In Memory of my Dead Typewriter (Circa 1978-1983)

 

A Portable Imperial Good Companion manual typewriter, from http://oztypewriter.blogspot.com/
A Portable Imperial Good Companion manual typewriter, from http://oztypewriter.blogspot.com/

#Nostalgia.

Okay, I have a story in my head that refuses to be reduced to paper unless it is hammered out on an Imperial 90 manual typewriter. *Sigh*. Anyone with a machine that works like a song I can buy [or permanently ‘borrow’ ๐Ÿ˜‰ ]? I promise to treat her lovingly after the tale is told. A mini-museum in mind.

My early tales were scripted to the clatter of metal on platen. Nothing like these latter-day computer keyboards that twitter in ghostly silence. In the good old days the entire household knew when the writer was writing. My last machine was an Imperial 90. I also had a mobile ‘lap’ typewriter I could travel with. It folded into a neat white case with a smaller footprint than my current Sony Vaio laptop. And it could do something my Vaio cannot do (sorry, Sony). It could give me a hard copy – without electricity, USB cabling, printers, toners and the rest of those shenanigans. Of course its key stalks were as flimsy as spaghetti. It was okay for a letter or two, but in order to disconnect your mind from machine, to focus on your story and leave your fingers to the mechanics, you needed a sturdy, professional machine. The Imperial 90 was one such.

I learned touch-typing on an Imperial 80 and banged out the first drafts of Dangerous Inheritance on a sweet Imperial 90. The best meal to eat, prior to a typing session was of course appropriately accessoried pounded yam. The finger-work in the finessing of yam balls was excellent limbering-up exercise, and all those calories were useful in pounding out inspiration. Especially if you were taking carbon copies. Took me months of practice to pack enough punch into my left little finger, and my ‘q’s. ‘a’s and ‘z’ stayed ‘ghostly’ for ages.

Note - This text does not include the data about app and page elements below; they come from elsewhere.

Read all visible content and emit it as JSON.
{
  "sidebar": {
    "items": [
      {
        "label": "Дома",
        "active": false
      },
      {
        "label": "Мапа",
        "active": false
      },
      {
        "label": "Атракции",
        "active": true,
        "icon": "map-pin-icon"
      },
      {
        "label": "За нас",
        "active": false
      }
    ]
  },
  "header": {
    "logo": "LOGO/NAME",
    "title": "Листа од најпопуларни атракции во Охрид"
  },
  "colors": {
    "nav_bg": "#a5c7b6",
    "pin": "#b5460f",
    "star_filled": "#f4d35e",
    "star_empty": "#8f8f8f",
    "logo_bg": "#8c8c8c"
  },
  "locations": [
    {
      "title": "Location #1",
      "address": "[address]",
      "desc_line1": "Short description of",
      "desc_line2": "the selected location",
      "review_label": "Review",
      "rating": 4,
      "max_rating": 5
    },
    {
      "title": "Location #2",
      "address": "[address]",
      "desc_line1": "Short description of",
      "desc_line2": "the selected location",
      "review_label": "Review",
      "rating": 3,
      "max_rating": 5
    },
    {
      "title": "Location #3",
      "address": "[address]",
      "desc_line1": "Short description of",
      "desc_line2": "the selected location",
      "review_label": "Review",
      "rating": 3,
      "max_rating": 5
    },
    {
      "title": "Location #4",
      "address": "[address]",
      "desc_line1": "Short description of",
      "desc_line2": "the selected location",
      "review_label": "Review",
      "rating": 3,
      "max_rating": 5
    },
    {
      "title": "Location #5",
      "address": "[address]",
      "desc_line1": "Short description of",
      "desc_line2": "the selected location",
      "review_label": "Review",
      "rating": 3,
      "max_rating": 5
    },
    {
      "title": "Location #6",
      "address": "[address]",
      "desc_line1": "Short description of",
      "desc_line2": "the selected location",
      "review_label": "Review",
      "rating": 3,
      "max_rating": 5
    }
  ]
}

I probably totaled my first computer keyboard with all that pounding on its sensitive keys. It took me ages to learn to ‘caress’ computer keys rather than ‘rap’ them.

I remember the deeply satisfying ritual of the carriage return! Today I tap an anemic arrow key on the Vaio to start a new line. It is noiseless, effortless (and so Repetitive Stress Injury-prone!) back then I had to crank the silver lever and push left-to-right to return to the left margin. The ratcheting sound which rewards every typed line is almost as sensual as that of the film advance lever on my equally manual Mamiya RB67 medium format camera… & this is exactly what the RSI-specialist would order. There is a rhythm to manual typing and it is easy to tell a hack typist from a fluent expert: just listen to the clatter of type on platen and the ratcheting carriage returns. Is it music or noise? Is it poetry or spam?

She never broke down, my Imperial 90 (since this is a nostalgic piece, let’s overlook those daily instances when three or four typestalks got into a ‘me-first’ argument, an inch from the paper, or when the ribbon spool failed to advance so that the ink faded out… or when it insisted on double-spacing rather than the single-spacing you set…) and I did not know what a typewriter repair shop looked like. But I can imagine what a typewriter graveyard feels like. And I want her back, my old manual, to seduce this tempting tale onto the white of paper.

And thereafter to stand in my hall, a testament to typewritten thought.